  • [Avatar for Anon]
    Anon
    March 23, 2022 09:41 am

    To echo Night Writer (and add my own angle), I would also dissect the data set to differentiate large corporations and international corporations.

    Those seeking to play the games of Efficient Infringer and Sport of Kings will overlap with such dissected data sets.

  • [Avatar for Eileen McDermott]
    Eileen McDermott
    March 22, 2022 09:34 pm

    Thanks Curious, all of the bulleted percentages were cut off somehow in posting; fixed now.

  • [Avatar for Night Writer]
    Night Writer
    March 22, 2022 05:31 pm

    Thanks this is interesting. I think you need to start to split out US patents, though, in accordance with where the invention was made.

  • [Avatar for concerned]
    concerned
    March 22, 2022 09:13 am

    My CAFC oral arguments on a patent application using software are coming up in May 2022.

    I would settle for a straight answer on my application. If the law is so “supposedly” on the USPTO side to reject, why will the USPTO et.al. not define words added to the law and/or recognize evidence that directly refutes what they write?

    The USPTO and their agents readily admit I meet the everyday language of the law and that I solved a long standing problem, but somehow I do not meet “their” version of the law. Please USPTO give me your version of the law by defining the words added to s101 during said upcoming oral arguments, we begged for the same in our brief.

    Simply stating in a vague way that my application is rejected because of an “unnamed” body of law is hardly inspiring. In fact, my application meets what SCOTUS wrote in Alice even if it is deemed abstract (which we do not concede.) SCOTUS wrote that abstract ideas are still patentable if the process renders a new and useful process (solved a problem existing since 1956-not in dispute from either side.)

    I reject the USPTO’s position under s112 for vagueness.

  • [Avatar for Curious]
    Curious
    March 21, 2022 05:31 pm

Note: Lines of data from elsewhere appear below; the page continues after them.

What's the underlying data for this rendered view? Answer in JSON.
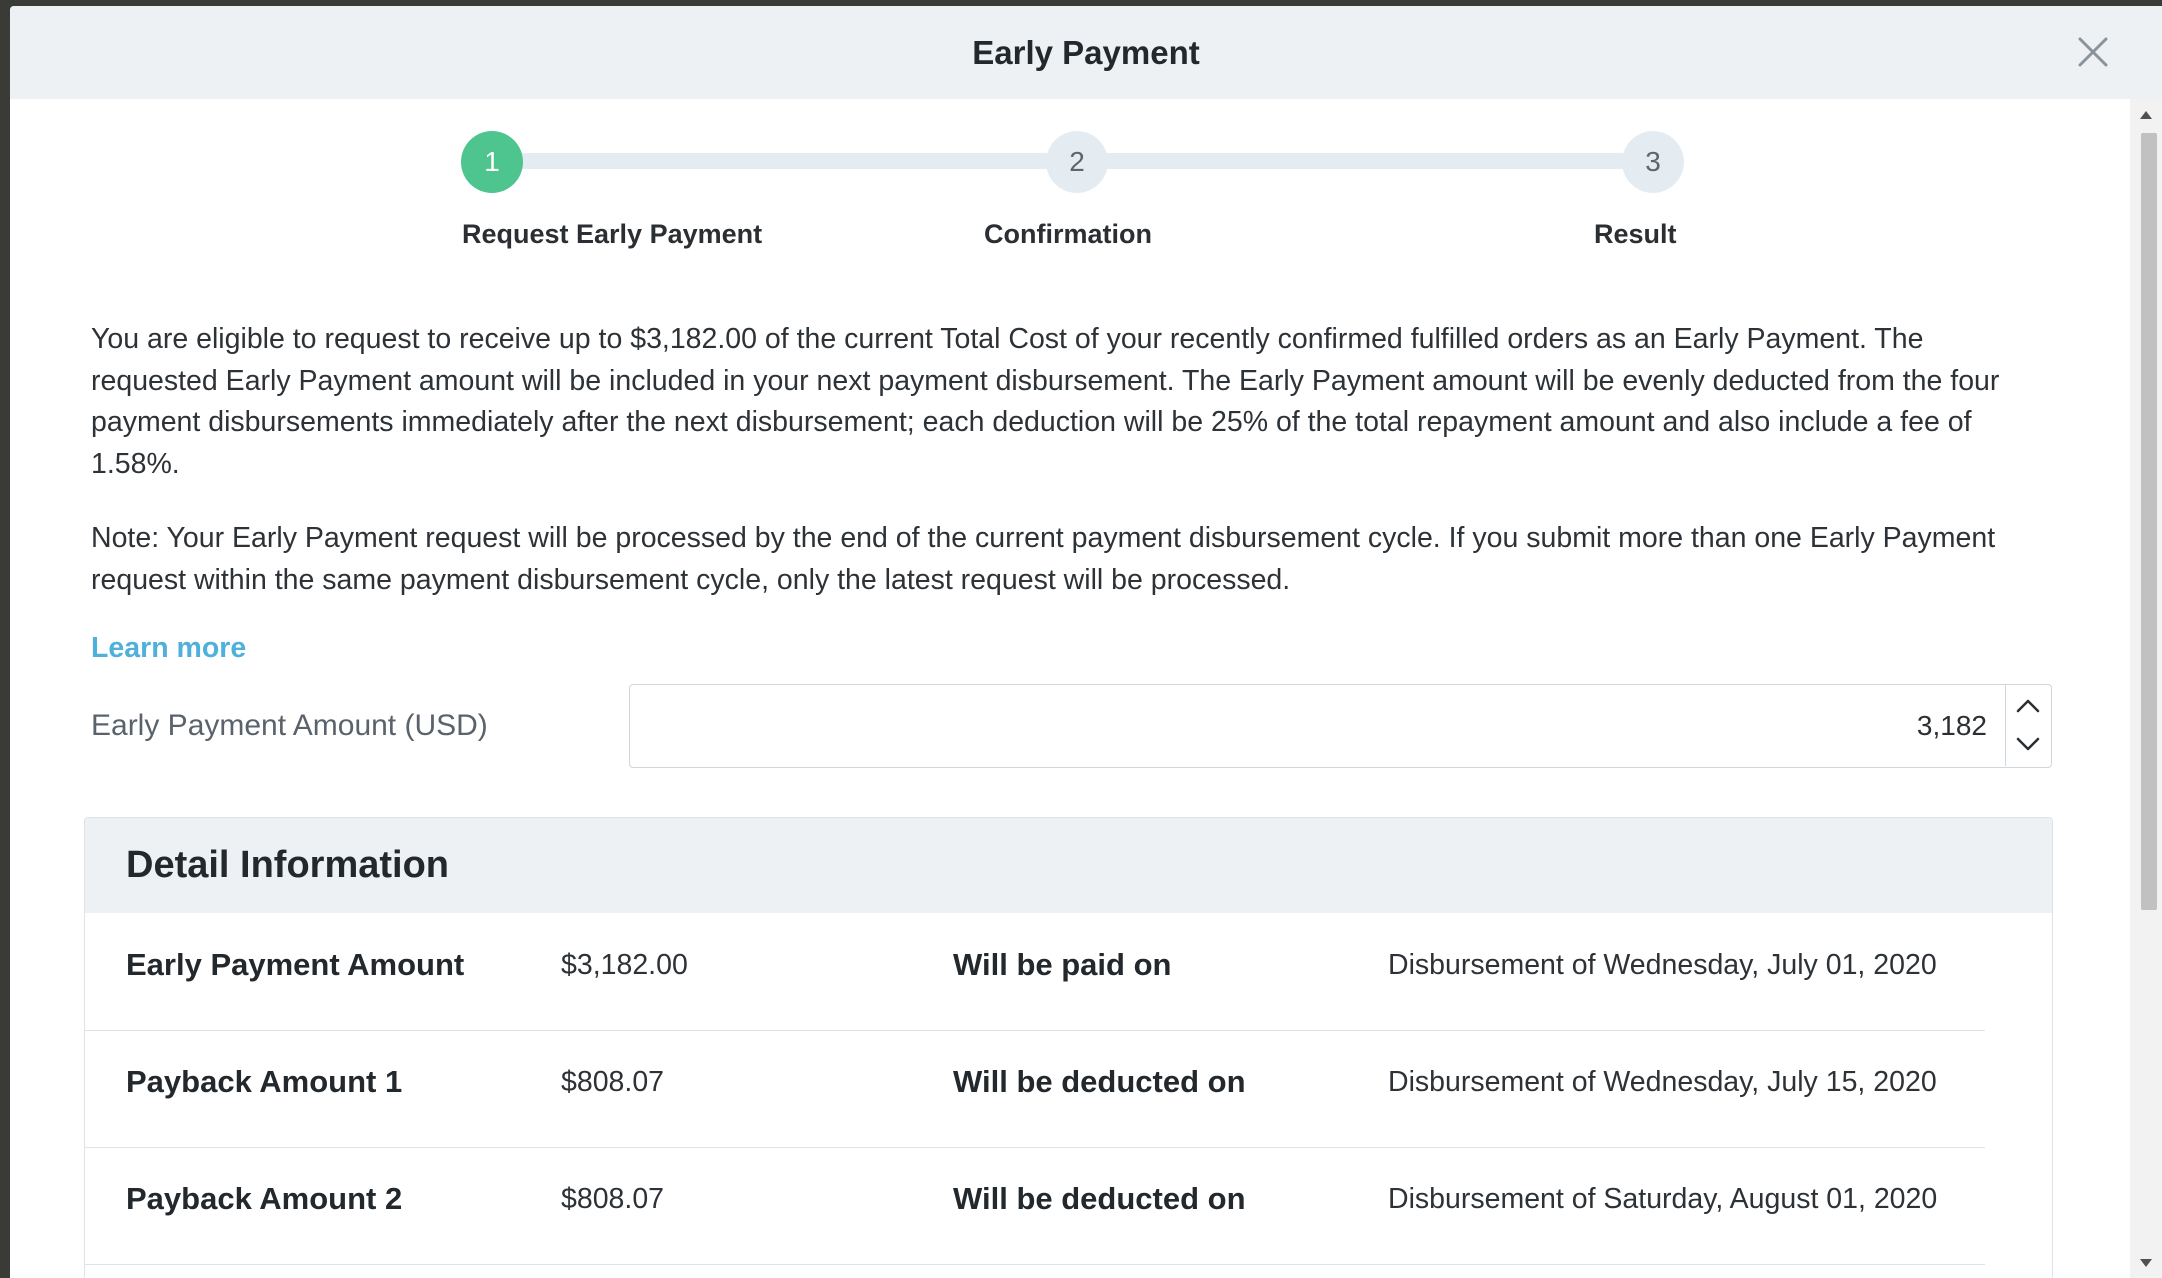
{
  "modal": {
    "title": "Early Payment"
  },
  "stepper": {
    "steps": [
      {
        "number": "1",
        "label": "Request Early Payment",
        "active": true
      },
      {
        "number": "2",
        "label": "Confirmation",
        "active": false
      },
      {
        "number": "3",
        "label": "Result",
        "active": false
      }
    ]
  },
  "intro": {
    "paragraph1": "You are eligible to request to receive up to $3,182.00 of the current Total Cost of your recently confirmed fulfilled orders as an Early Payment. The requested Early Payment amount will be included in your next payment disbursement. The Early Payment amount will be evenly deducted from the four payment disbursements immediately after the next disbursement; each deduction will be 25% of the total repayment amount and also include a fee of 1.58%.",
    "paragraph2": "Note: Your Early Payment request will be processed by the end of the current payment disbursement cycle. If you submit more than one Early Payment request within the same payment disbursement cycle, only the latest request will be processed.",
    "learn_more": "Learn more"
  },
  "amount_field": {
    "label": "Early Payment Amount (USD)",
    "value": "3,182"
  },
  "detail": {
    "title": "Detail Information",
    "rows": [
      {
        "label": "Early Payment Amount",
        "value": "$3,182.00",
        "when_label": "Will be paid on",
        "date": "Disbursement of Wednesday, July 01, 2020"
      },
      {
        "label": "Payback Amount 1",
        "value": "$808.07",
        "when_label": "Will be deducted on",
        "date": "Disbursement of Wednesday, July 15, 2020"
      },
      {
        "label": "Payback Amount 2",
        "value": "$808.07",
        "when_label": "Will be deducted on",
        "date": "Disbursement of Saturday, August 01, 2020"
      }
    ]
  },
  "icons": {
    "close": "close-icon",
    "spin_up": "chevron-up-icon",
    "spin_down": "chevron-down-icon"
  },
  "colors": {
    "accent_green": "#4ec48f",
    "link_blue": "#4fb0db",
    "header_bg": "#edf1f4"
  }
}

    There appears to be a formatting error. It reads “1% of issued U.S. utility patents were “software-related” (relatively unchanged from the 63.2% in 2020).”

    Regardless — good work, as always.